-- Work to be completed --
What follows is a set of records, each of which is to be written out exactly.

________________________

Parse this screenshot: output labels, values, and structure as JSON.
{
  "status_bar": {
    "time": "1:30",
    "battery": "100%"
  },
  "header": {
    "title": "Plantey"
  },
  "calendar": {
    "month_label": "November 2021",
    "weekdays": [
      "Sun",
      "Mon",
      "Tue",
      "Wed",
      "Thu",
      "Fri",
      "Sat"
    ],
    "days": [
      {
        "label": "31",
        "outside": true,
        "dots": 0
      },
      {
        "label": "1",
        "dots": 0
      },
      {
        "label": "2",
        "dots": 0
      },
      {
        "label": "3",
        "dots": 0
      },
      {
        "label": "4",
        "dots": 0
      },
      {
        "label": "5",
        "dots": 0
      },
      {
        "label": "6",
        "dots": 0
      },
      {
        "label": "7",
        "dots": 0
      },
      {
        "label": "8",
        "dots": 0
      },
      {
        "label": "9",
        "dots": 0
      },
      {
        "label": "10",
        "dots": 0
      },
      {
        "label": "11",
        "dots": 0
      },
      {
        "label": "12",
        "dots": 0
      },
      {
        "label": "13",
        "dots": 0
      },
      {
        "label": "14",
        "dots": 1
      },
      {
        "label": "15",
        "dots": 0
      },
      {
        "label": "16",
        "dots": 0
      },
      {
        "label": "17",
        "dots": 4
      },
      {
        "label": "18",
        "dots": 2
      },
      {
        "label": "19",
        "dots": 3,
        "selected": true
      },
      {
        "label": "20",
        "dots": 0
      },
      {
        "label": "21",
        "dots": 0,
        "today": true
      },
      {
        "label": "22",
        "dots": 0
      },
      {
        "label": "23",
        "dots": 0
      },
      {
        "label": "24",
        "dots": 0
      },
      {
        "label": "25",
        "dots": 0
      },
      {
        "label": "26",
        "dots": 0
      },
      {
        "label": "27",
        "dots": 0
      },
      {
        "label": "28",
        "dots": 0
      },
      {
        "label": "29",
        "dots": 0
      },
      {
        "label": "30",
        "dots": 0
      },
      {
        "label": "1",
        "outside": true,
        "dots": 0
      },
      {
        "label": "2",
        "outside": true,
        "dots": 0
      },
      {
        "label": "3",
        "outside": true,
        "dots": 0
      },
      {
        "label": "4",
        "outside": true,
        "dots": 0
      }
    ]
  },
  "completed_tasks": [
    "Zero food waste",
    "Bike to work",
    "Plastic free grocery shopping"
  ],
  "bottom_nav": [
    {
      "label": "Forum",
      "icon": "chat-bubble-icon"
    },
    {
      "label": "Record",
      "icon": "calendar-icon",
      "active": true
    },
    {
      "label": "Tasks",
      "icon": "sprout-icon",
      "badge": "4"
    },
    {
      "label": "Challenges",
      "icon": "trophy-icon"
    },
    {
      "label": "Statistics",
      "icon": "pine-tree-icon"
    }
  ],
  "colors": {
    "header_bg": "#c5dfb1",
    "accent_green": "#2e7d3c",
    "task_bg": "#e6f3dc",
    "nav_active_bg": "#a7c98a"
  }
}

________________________

-- Response area --
Parse this screenshot: output labels, values, and structure as JSON.
{
  "status_bar": {
    "time": "1:30",
    "battery": "100%"
  },
  "header": {
    "title": "Plantey"
  },
  "calendar": {
    "month_label": "November 2021",
    "weekdays": [
      "Sun",
      "Mon",
      "Tue",
      "Wed",
      "Thu",
      "Fri",
      "Sat"
    ],
    "days": [
      {
        "label": "31",
        "outside": true,
        "dots": 0
      },
      {
        "label": "1",
        "dots": 0
      },
      {
        "label": "2",
        "dots": 0
      },
      {
        "label": "3",
        "dots": 0
      },
      {
        "label": "4",
        "dots": 0
      },
      {
        "label": "5",
        "dots": 0
      },
      {
        "label": "6",
        "dots": 0
      },
      {
        "label": "7",
        "dots": 0
      },
      {
        "label": "8",
        "dots": 0
      },
      {
        "label": "9",
        "dots": 0
      },
      {
        "label": "10",
        "dots": 0
      },
      {
        "label": "11",
        "dots": 0
      },
      {
        "label": "12",
        "dots": 0
      },
      {
        "label": "13",
        "dots": 0
      },
      {
        "label": "14",
        "dots": 1
      },
      {
        "label": "15",
        "dots": 0
      },
      {
        "label": "16",
        "dots": 0
      },
      {
        "label": "17",
        "dots": 4
      },
      {
        "label": "18",
        "dots": 2
      },
      {
        "label": "19",
        "dots": 3,
        "selected": true
      },
      {
        "label": "20",
        "dots": 0
      },
      {
        "label": "21",
        "dots": 0,
        "today": true
      },
      {
        "label": "22",
        "dots": 0
      },
      {
        "label": "23",
        "dots": 0
      },
      {
        "label": "24",
        "dots": 0
      },
      {
        "label": "25",
        "dots": 0
      },
      {
        "label": "26",
        "dots": 0
      },
      {
        "label": "27",
        "dots": 0
      },
      {
        "label": "28",
        "dots": 0
      },
      {
        "label": "29",
        "dots": 0
      },
      {
        "label": "30",
        "dots": 0
      },
      {
        "label": "1",
        "outside": true,
        "dots": 0
      },
      {
        "label": "2",
        "outside": true,
        "dots": 0
      },
      {
        "label": "3",
        "outside": true,
        "dots": 0
      },
      {
        "label": "4",
        "outside": true,
        "dots": 0
      }
    ]
  },
  "completed_tasks": [
    "Zero food waste",
    "Bike to work",
    "Plastic free grocery shopping"
  ],
  "bottom_nav": [
    {
      "label": "Forum",
      "icon": "chat-bubble-icon"
    },
    {
      "label": "Record",
      "icon": "calendar-icon",
      "active": true
    },
    {
      "label": "Tasks",
      "icon": "sprout-icon",
      "badge": "4"
    },
    {
      "label": "Challenges",
      "icon": "trophy-icon"
    },
    {
      "label": "Statistics",
      "icon": "pine-tree-icon"
    }
  ],
  "colors": {
    "header_bg": "#c5dfb1",
    "accent_green": "#2e7d3c",
    "task_bg": "#e6f3dc",
    "nav_active_bg": "#a7c98a"
  }
}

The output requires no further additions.